Problem details: Write out every entry below word for word, leaving nothing out.

Source information:
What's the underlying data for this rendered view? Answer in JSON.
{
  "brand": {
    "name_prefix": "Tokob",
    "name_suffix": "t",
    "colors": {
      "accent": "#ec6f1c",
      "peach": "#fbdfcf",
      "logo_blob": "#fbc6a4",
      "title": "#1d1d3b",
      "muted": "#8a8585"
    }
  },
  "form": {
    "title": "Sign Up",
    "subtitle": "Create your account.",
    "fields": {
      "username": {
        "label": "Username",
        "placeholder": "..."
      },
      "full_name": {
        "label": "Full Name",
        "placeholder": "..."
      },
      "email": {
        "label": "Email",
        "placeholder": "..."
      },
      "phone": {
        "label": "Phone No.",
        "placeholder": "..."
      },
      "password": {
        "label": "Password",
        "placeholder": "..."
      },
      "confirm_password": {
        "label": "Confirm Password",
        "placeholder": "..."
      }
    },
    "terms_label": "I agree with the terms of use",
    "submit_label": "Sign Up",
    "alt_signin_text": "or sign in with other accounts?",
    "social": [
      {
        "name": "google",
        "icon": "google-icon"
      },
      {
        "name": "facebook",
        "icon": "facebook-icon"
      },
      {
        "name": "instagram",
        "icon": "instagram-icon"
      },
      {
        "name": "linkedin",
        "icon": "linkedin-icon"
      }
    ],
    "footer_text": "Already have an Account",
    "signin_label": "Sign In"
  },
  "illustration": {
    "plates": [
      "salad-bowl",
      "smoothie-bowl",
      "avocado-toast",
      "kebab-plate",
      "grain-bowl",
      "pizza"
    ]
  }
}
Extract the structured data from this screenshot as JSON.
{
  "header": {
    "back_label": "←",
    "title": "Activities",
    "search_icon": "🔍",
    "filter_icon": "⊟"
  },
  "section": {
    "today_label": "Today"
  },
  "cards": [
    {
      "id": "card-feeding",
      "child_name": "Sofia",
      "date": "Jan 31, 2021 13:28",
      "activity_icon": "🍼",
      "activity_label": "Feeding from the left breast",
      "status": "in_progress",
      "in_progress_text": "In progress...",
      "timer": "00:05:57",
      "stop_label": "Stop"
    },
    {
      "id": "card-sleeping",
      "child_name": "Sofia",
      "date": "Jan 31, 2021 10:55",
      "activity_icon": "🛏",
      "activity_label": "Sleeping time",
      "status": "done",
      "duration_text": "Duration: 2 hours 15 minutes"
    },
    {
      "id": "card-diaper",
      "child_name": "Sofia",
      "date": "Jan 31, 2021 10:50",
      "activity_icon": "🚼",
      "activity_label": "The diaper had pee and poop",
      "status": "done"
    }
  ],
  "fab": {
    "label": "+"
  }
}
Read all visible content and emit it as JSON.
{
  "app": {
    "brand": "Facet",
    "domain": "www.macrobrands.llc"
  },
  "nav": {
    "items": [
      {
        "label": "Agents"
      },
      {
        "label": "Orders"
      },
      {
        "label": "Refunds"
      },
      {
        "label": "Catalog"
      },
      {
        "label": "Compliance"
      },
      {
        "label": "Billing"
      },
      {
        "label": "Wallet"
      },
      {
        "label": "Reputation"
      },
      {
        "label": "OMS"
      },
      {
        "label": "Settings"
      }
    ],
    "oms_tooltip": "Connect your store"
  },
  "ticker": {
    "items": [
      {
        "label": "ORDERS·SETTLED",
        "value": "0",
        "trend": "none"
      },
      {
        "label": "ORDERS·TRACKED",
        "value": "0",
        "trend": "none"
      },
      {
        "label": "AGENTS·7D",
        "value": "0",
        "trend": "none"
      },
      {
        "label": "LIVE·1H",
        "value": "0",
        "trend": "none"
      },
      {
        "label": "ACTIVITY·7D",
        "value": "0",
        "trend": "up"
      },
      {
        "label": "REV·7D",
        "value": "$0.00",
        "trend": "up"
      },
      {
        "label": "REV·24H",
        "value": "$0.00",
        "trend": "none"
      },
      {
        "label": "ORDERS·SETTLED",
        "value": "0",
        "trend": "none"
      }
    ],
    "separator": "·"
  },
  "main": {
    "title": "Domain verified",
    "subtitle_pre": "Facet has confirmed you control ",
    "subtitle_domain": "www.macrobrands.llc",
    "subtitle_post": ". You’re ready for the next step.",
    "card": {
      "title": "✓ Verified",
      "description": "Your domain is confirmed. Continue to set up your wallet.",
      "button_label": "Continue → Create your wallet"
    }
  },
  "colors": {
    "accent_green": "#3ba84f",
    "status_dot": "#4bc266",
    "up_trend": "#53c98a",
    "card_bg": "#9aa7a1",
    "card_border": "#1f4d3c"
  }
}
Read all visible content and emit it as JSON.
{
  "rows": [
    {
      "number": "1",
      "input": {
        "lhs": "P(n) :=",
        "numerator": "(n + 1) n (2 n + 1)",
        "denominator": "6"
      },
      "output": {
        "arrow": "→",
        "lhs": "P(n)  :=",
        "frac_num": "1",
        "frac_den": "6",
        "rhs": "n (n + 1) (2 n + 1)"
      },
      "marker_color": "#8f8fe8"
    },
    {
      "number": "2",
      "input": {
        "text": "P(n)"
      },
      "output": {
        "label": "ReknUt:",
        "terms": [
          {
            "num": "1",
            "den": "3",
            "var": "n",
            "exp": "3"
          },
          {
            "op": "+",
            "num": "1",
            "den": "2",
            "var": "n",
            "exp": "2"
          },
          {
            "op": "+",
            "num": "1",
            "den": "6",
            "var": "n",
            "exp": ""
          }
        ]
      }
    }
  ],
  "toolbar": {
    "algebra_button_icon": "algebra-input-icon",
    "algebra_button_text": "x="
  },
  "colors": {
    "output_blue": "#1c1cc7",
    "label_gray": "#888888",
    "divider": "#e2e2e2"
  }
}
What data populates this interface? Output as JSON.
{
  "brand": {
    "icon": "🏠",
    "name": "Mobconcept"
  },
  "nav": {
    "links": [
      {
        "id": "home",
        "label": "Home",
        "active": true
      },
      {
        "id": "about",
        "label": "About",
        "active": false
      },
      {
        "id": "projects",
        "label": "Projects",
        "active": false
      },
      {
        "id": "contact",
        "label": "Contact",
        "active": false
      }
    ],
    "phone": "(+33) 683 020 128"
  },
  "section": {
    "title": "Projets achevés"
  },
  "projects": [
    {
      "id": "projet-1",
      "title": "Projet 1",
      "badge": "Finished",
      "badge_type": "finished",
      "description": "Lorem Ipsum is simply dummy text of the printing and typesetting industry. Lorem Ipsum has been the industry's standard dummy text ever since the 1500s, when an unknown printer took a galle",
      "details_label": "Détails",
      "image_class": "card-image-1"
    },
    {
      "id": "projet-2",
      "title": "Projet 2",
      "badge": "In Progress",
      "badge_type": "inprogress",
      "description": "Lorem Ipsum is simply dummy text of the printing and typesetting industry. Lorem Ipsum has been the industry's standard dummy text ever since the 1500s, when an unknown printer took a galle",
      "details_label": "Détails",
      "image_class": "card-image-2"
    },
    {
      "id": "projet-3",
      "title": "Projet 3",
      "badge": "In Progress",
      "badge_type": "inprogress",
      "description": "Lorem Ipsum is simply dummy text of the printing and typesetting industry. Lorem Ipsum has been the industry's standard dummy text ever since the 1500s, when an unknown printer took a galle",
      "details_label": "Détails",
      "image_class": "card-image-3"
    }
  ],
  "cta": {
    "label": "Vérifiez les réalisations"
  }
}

Answer to the exercise:
What's the underlying data for this rendered view? Answer in JSON.
{
  "brand": {
    "name_prefix": "Tokob",
    "name_suffix": "t",
    "colors": {
      "accent": "#ec6f1c",
      "peach": "#fbdfcf",
      "logo_blob": "#fbc6a4",
      "title": "#1d1d3b",
      "muted": "#8a8585"
    }
  },
  "form": {
    "title": "Sign Up",
    "subtitle": "Create your account.",
    "fields": {
      "username": {
        "label": "Username",
        "placeholder": "..."
      },
      "full_name": {
        "label": "Full Name",
        "placeholder": "..."
      },
      "email": {
        "label": "Email",
        "placeholder": "..."
      },
      "phone": {
        "label": "Phone No.",
        "placeholder": "..."
      },
      "password": {
        "label": "Password",
        "placeholder": "..."
      },
      "confirm_password": {
        "label": "Confirm Password",
        "placeholder": "..."
      }
    },
    "terms_label": "I agree with the terms of use",
    "submit_label": "Sign Up",
    "alt_signin_text": "or sign in with other accounts?",
    "social": [
      {
        "name": "google",
        "icon": "google-icon"
      },
      {
        "name": "facebook",
        "icon": "facebook-icon"
      },
      {
        "name": "instagram",
        "icon": "instagram-icon"
      },
      {
        "name": "linkedin",
        "icon": "linkedin-icon"
      }
    ],
    "footer_text": "Already have an Account",
    "signin_label": "Sign In"
  },
  "illustration": {
    "plates": [
      "salad-bowl",
      "smoothie-bowl",
      "avocado-toast",
      "kebab-plate",
      "grain-bowl",
      "pizza"
    ]
  }
}
Extract the structured data from this screenshot as JSON.
{
  "header": {
    "back_label": "←",
    "title": "Activities",
    "search_icon": "🔍",
    "filter_icon": "⊟"
  },
  "section": {
    "today_label": "Today"
  },
  "cards": [
    {
      "id": "card-feeding",
      "child_name": "Sofia",
      "date": "Jan 31, 2021 13:28",
      "activity_icon": "🍼",
      "activity_label": "Feeding from the left breast",
      "status": "in_progress",
      "in_progress_text": "In progress...",
      "timer": "00:05:57",
      "stop_label": "Stop"
    },
    {
      "id": "card-sleeping",
      "child_name": "Sofia",
      "date": "Jan 31, 2021 10:55",
      "activity_icon": "🛏",
      "activity_label": "Sleeping time",
      "status": "done",
      "duration_text": "Duration: 2 hours 15 minutes"
    },
    {
      "id": "card-diaper",
      "child_name": "Sofia",
      "date": "Jan 31, 2021 10:50",
      "activity_icon": "🚼",
      "activity_label": "The diaper had pee and poop",
      "status": "done"
    }
  ],
  "fab": {
    "label": "+"
  }
}
Read all visible content and emit it as JSON.
{
  "app": {
    "brand": "Facet",
    "domain": "www.macrobrands.llc"
  },
  "nav": {
    "items": [
      {
        "label": "Agents"
      },
      {
        "label": "Orders"
      },
      {
        "label": "Refunds"
      },
      {
        "label": "Catalog"
      },
      {
        "label": "Compliance"
      },
      {
        "label": "Billing"
      },
      {
        "label": "Wallet"
      },
      {
        "label": "Reputation"
      },
      {
        "label": "OMS"
      },
      {
        "label": "Settings"
      }
    ],
    "oms_tooltip": "Connect your store"
  },
  "ticker": {
    "items": [
      {
        "label": "ORDERS·SETTLED",
        "value": "0",
        "trend": "none"
      },
      {
        "label": "ORDERS·TRACKED",
        "value": "0",
        "trend": "none"
      },
      {
        "label": "AGENTS·7D",
        "value": "0",
        "trend": "none"
      },
      {
        "label": "LIVE·1H",
        "value": "0",
        "trend": "none"
      },
      {
        "label": "ACTIVITY·7D",
        "value": "0",
        "trend": "up"
      },
      {
        "label": "REV·7D",
        "value": "$0.00",
        "trend": "up"
      },
      {
        "label": "REV·24H",
        "value": "$0.00",
        "trend": "none"
      },
      {
        "label": "ORDERS·SETTLED",
        "value": "0",
        "trend": "none"
      }
    ],
    "separator": "·"
  },
  "main": {
    "title": "Domain verified",
    "subtitle_pre": "Facet has confirmed you control ",
    "subtitle_domain": "www.macrobrands.llc",
    "subtitle_post": ". You’re ready for the next step.",
    "card": {
      "title": "✓ Verified",
      "description": "Your domain is confirmed. Continue to set up your wallet.",
      "button_label": "Continue → Create your wallet"
    }
  },
  "colors": {
    "accent_green": "#3ba84f",
    "status_dot": "#4bc266",
    "up_trend": "#53c98a",
    "card_bg": "#9aa7a1",
    "card_border": "#1f4d3c"
  }
}
Read all visible content and emit it as JSON.
{
  "rows": [
    {
      "number": "1",
      "input": {
        "lhs": "P(n) :=",
        "numerator": "(n + 1) n (2 n + 1)",
        "denominator": "6"
      },
      "output": {
        "arrow": "→",
        "lhs": "P(n)  :=",
        "frac_num": "1",
        "frac_den": "6",
        "rhs": "n (n + 1) (2 n + 1)"
      },
      "marker_color": "#8f8fe8"
    },
    {
      "number": "2",
      "input": {
        "text": "P(n)"
      },
      "output": {
        "label": "ReknUt:",
        "terms": [
          {
            "num": "1",
            "den": "3",
            "var": "n",
            "exp": "3"
          },
          {
            "op": "+",
            "num": "1",
            "den": "2",
            "var": "n",
            "exp": "2"
          },
          {
            "op": "+",
            "num": "1",
            "den": "6",
            "var": "n",
            "exp": ""
          }
        ]
      }
    }
  ],
  "toolbar": {
    "algebra_button_icon": "algebra-input-icon",
    "algebra_button_text": "x="
  },
  "colors": {
    "output_blue": "#1c1cc7",
    "label_gray": "#888888",
    "divider": "#e2e2e2"
  }
}
What data populates this interface? Output as JSON.
{
  "brand": {
    "icon": "🏠",
    "name": "Mobconcept"
  },
  "nav": {
    "links": [
      {
        "id": "home",
        "label": "Home",
        "active": true
      },
      {
        "id": "about",
        "label": "About",
        "active": false
      },
      {
        "id": "projects",
        "label": "Projects",
        "active": false
      },
      {
        "id": "contact",
        "label": "Contact",
        "active": false
      }
    ],
    "phone": "(+33) 683 020 128"
  },
  "section": {
    "title": "Projets achevés"
  },
  "projects": [
    {
      "id": "projet-1",
      "title": "Projet 1",
      "badge": "Finished",
      "badge_type": "finished",
      "description": "Lorem Ipsum is simply dummy text of the printing and typesetting industry. Lorem Ipsum has been the industry's standard dummy text ever since the 1500s, when an unknown printer took a galle",
      "details_label": "Détails",
      "image_class": "card-image-1"
    },
    {
      "id": "projet-2",
      "title": "Projet 2",
      "badge": "In Progress",
      "badge_type": "inprogress",
      "description": "Lorem Ipsum is simply dummy text of the printing and typesetting industry. Lorem Ipsum has been the industry's standard dummy text ever since the 1500s, when an unknown printer took a galle",
      "details_label": "Détails",
      "image_class": "card-image-2"
    },
    {
      "id": "projet-3",
      "title": "Projet 3",
      "badge": "In Progress",
      "badge_type": "inprogress",
      "description": "Lorem Ipsum is simply dummy text of the printing and typesetting industry. Lorem Ipsum has been the industry's standard dummy text ever since the 1500s, when an unknown printer took a galle",
      "details_label": "Détails",
      "image_class": "card-image-3"
    }
  ],
  "cta": {
    "label": "Vérifiez les réalisations"
  }
}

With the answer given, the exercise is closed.